Scan the data below for the string "post". Copy every line where it appears.

BEGIN Data records

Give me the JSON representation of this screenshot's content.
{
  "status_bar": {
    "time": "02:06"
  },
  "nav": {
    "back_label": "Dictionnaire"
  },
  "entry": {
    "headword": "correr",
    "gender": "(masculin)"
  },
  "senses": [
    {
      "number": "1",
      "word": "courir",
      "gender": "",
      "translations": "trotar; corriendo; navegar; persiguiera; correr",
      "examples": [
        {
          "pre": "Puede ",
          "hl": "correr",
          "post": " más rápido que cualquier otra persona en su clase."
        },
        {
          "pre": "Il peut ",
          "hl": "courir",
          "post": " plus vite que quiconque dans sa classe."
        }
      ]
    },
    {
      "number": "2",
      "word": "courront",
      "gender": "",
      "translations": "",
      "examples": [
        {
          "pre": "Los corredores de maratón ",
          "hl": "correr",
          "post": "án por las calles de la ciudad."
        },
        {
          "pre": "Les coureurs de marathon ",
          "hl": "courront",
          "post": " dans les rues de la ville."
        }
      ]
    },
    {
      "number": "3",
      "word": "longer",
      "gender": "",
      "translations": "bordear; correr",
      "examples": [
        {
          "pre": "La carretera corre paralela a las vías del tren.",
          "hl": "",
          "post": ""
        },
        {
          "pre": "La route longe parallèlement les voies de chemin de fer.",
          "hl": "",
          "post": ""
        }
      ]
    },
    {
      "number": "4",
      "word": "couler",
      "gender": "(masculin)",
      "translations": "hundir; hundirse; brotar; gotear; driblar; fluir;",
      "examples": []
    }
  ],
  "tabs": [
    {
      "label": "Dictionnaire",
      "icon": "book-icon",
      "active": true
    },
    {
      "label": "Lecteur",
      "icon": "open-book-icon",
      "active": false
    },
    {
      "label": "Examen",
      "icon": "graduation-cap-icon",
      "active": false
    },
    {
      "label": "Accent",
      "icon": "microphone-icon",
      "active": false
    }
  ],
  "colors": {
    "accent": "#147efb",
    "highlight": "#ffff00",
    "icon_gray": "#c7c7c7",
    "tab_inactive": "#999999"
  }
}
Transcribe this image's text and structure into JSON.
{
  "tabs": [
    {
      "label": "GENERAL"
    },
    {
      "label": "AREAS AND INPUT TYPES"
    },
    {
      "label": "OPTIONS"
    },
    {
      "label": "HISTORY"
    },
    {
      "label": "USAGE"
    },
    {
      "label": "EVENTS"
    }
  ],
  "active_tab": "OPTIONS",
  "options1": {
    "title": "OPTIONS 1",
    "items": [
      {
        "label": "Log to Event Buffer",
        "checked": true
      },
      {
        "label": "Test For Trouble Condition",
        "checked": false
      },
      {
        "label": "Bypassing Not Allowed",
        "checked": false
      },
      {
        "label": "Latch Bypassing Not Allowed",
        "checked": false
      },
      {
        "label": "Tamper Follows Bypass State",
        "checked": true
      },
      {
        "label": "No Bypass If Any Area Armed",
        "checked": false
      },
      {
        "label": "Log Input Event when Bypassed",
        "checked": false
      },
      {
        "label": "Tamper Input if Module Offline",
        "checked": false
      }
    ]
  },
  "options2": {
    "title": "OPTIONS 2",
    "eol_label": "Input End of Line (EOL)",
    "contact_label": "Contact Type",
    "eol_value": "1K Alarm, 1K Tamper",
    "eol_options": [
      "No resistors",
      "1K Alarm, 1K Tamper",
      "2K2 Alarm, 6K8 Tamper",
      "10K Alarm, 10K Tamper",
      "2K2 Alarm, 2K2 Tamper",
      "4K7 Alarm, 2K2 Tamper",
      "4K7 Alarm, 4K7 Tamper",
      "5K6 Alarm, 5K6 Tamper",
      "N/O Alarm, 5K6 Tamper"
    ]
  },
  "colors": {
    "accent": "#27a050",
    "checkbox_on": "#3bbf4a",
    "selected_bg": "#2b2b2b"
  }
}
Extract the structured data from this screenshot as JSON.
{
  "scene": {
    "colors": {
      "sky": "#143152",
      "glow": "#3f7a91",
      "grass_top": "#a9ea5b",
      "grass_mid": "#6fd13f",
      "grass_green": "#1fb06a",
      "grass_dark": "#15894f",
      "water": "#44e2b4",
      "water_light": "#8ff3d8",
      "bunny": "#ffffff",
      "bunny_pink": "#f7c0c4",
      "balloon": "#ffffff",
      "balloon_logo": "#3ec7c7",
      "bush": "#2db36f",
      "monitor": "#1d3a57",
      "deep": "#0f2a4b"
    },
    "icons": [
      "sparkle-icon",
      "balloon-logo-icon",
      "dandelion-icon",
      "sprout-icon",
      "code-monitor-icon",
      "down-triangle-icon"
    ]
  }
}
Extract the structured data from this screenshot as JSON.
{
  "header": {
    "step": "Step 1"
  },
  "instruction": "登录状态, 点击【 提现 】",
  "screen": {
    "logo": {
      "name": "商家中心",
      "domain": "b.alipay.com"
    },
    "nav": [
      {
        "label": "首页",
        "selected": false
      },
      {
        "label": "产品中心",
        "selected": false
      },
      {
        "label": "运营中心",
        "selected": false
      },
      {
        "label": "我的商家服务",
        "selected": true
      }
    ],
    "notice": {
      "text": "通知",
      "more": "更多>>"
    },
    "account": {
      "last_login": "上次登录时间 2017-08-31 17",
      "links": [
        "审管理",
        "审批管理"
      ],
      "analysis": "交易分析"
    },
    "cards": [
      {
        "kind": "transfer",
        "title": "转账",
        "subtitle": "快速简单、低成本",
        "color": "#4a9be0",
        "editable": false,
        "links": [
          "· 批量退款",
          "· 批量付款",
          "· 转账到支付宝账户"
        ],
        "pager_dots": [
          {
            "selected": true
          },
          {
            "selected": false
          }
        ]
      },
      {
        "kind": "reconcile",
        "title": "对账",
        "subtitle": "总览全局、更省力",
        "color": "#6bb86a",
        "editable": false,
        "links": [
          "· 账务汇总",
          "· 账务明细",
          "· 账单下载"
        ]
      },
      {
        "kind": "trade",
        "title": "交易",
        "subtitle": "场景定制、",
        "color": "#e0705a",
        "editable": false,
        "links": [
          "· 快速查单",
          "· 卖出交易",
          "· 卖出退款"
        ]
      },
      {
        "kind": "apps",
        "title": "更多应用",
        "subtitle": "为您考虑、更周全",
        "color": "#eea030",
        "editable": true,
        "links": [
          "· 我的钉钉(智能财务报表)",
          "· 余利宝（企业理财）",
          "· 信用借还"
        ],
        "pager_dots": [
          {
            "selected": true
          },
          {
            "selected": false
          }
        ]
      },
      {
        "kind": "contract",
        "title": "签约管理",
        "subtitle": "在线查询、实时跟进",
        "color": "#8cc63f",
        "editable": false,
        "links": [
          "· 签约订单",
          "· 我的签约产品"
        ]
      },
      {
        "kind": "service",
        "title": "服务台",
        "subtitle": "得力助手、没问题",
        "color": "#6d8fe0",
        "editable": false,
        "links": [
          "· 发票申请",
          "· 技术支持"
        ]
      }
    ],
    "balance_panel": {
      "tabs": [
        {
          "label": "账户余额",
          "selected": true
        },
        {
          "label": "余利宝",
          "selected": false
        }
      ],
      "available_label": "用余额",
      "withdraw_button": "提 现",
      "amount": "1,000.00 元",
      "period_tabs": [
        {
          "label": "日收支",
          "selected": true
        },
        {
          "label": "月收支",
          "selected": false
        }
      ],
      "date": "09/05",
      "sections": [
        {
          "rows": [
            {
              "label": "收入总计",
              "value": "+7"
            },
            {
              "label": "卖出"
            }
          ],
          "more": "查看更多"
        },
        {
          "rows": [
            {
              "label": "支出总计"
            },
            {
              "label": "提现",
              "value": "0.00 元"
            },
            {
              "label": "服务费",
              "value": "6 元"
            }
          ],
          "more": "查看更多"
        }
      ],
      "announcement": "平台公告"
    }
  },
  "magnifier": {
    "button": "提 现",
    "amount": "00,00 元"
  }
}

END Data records

[Response to this task]:
          "post": " más rápido que cualquier otra persona en su clase."
          "post": " plus vite que quiconque dans sa classe."
          "post": "án por las calles de la ciudad."
          "post": " dans les rues de la ville."
          "post": ""
          "post": ""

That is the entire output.